Jessica Callahan, 27, pleaded guilty Dec. 14 to one count of second-degree complicity to burglary.
At Callahan’s formal sentencing Friday, her lawyer, Justin Genco, told Circuit Judge David A. Tapp he would not be seeking probation immediately because Callahan has at least one other felony charge pending against her in Boyle County.
Tapp pointed out prior convictions for Callahan include multiple fourth-degree assaults, terroristic threatening and wanton endangerment.
“If you were eligible — and I believe you are — for probation, I would not grant probation,” Tapp said, while a sign language interpreter signed for Callahan, who is deaf. “That is a substantial history of assaultive behavior.”
According to initial reports from investigators, Callahan allegedly plotted with three other deaf women — Autumn Drass, 23, Taquisa Horton, 27, and Kerry Zamara, 23, all of Columbus, Ohio — to break into Goode’s home and kill her.
After a neighbor of Goode became suspicious and alerted Hustonville Police Chief Fred McCoy that something may be happening at Goode’s house on July 3, McCoy said he encountered Drass and Horton armed with knives inside the residence.
After a scuffle, McCoy was able to place Drass and Horton under arrest.
Minnie Goode was not home during the break-in.
All four women were charged with attempted murder. Drass and Horton were also charged with first-degree burglary, and Zamara and Callahan were charged with complicity in the burglary.
During his investigation, Lincoln County Sheriff Curt Folger said evidence suggested the alleged murder plot was motivated by revenge against Debra Goode, the daughter of Minnie Goode and a former lover of Callahan’s who was helping a current lover of Callahan’s escape an abusive relationship.
Genco asked Judge Tapp on Friday to “strike any reference to the plot to commit murder” from the case’s record, but Tapp declined, explaining that settling any facts of the case would have been necessary at trial, but not after a plea bargain.
But Tapp noted facts concerning the prior murder conspiracy charge would not be considered in the sentencing of Callahan for the lesser burglary charge.
Genco was hesitant after the sentencing to comment on how he was able to get Callahan’s charges reduced so drastically.
“I don’t want to say anything that gets misconstrued.

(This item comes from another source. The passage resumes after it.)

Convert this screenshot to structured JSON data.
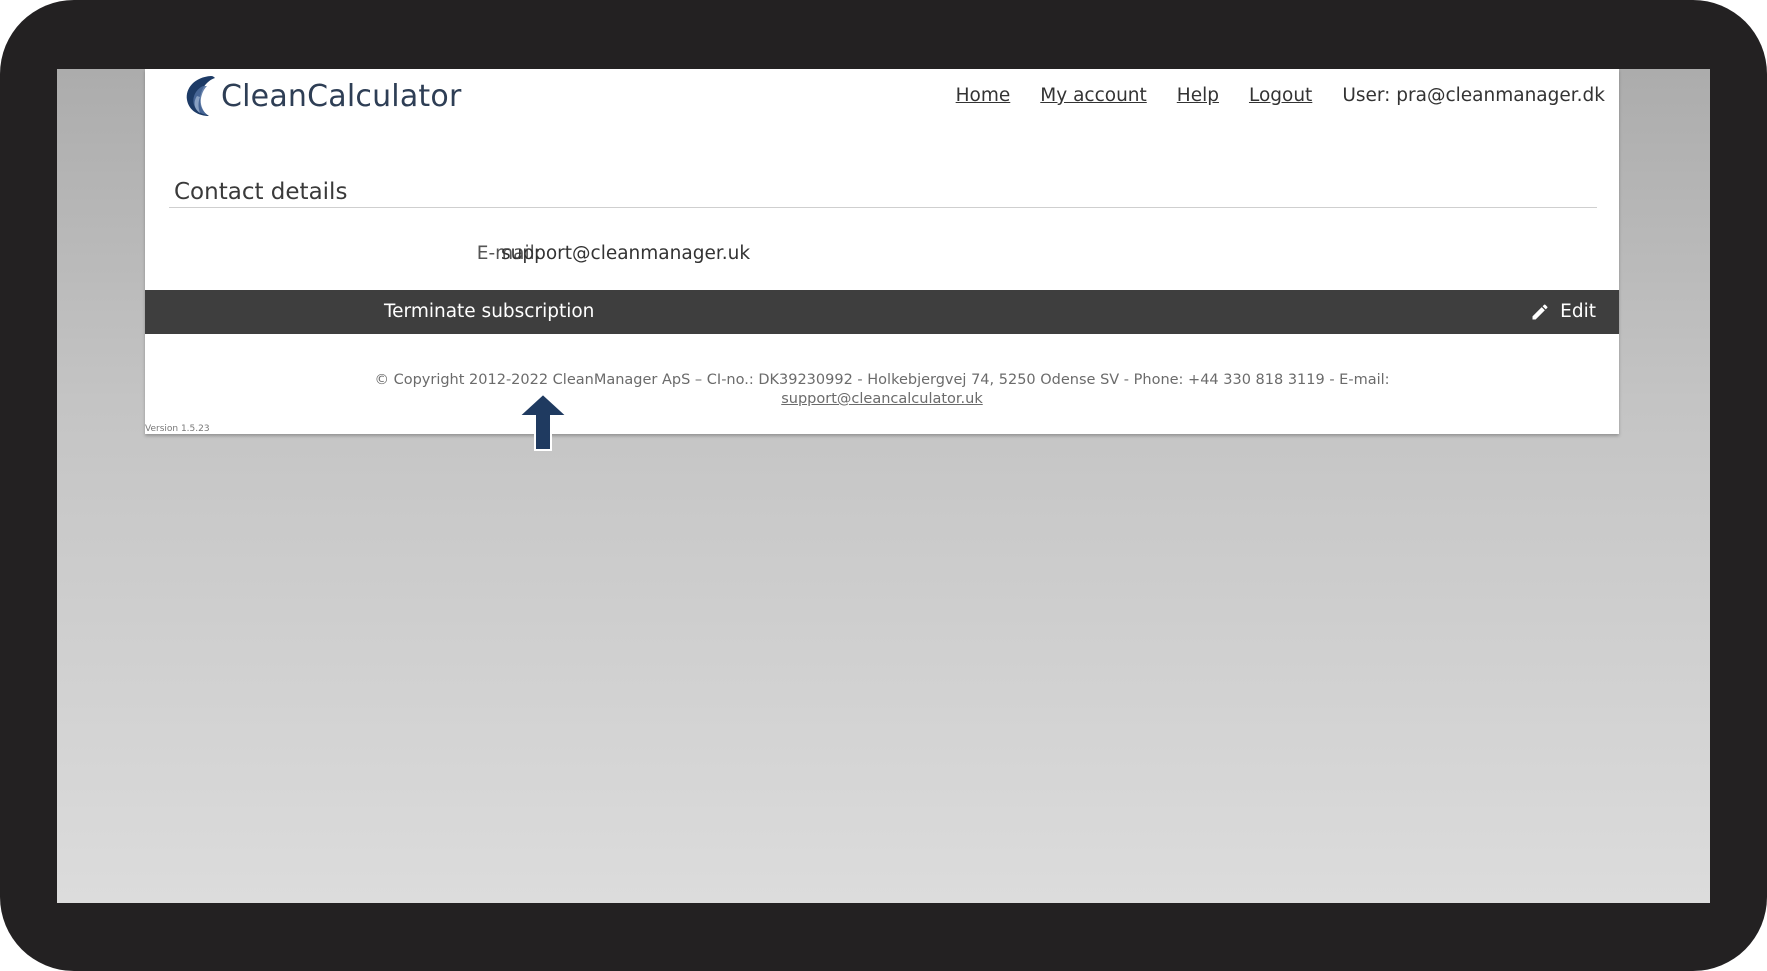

To me, it really wasn’t that shocking,” he said. “If you look on the statute on what burglary is, burglary means you unlawfully enter with intent to commit a crime and that’s what she did.”
Genco said he cannot speak for the prosecution’s reasoning on granting Callahan’s plea bargain.
“As far as that goes, there’s no doubt that the individuals entered the house, and I think that’s what it came down to,” he said. “It’s much more difficult to try to ascertain what’s in people’s minds.”
Assistant Commonwealth’s Attorney Carol Hill said in January that it is her office’s policy not to comment on ongoing cases. She said she did not want to comment on the record until all four women’s cases are fully resolved.
Genco seemed to suggest Friday afternoon that the allegations of a murder plot are coming from the other three defendants.
“If you watch the plea, she (Callahan) said what they were there to do,” he said. “Those other girls are the ones that are saying the other stuff, but I don’t represent them.”
Drass and Zamara last appeared in court in November, and there were no future court appearances scheduled as of Friday afternoon. Horton was scheduled for a hearing at 1 p.m. Friday, but that appearance was canceled.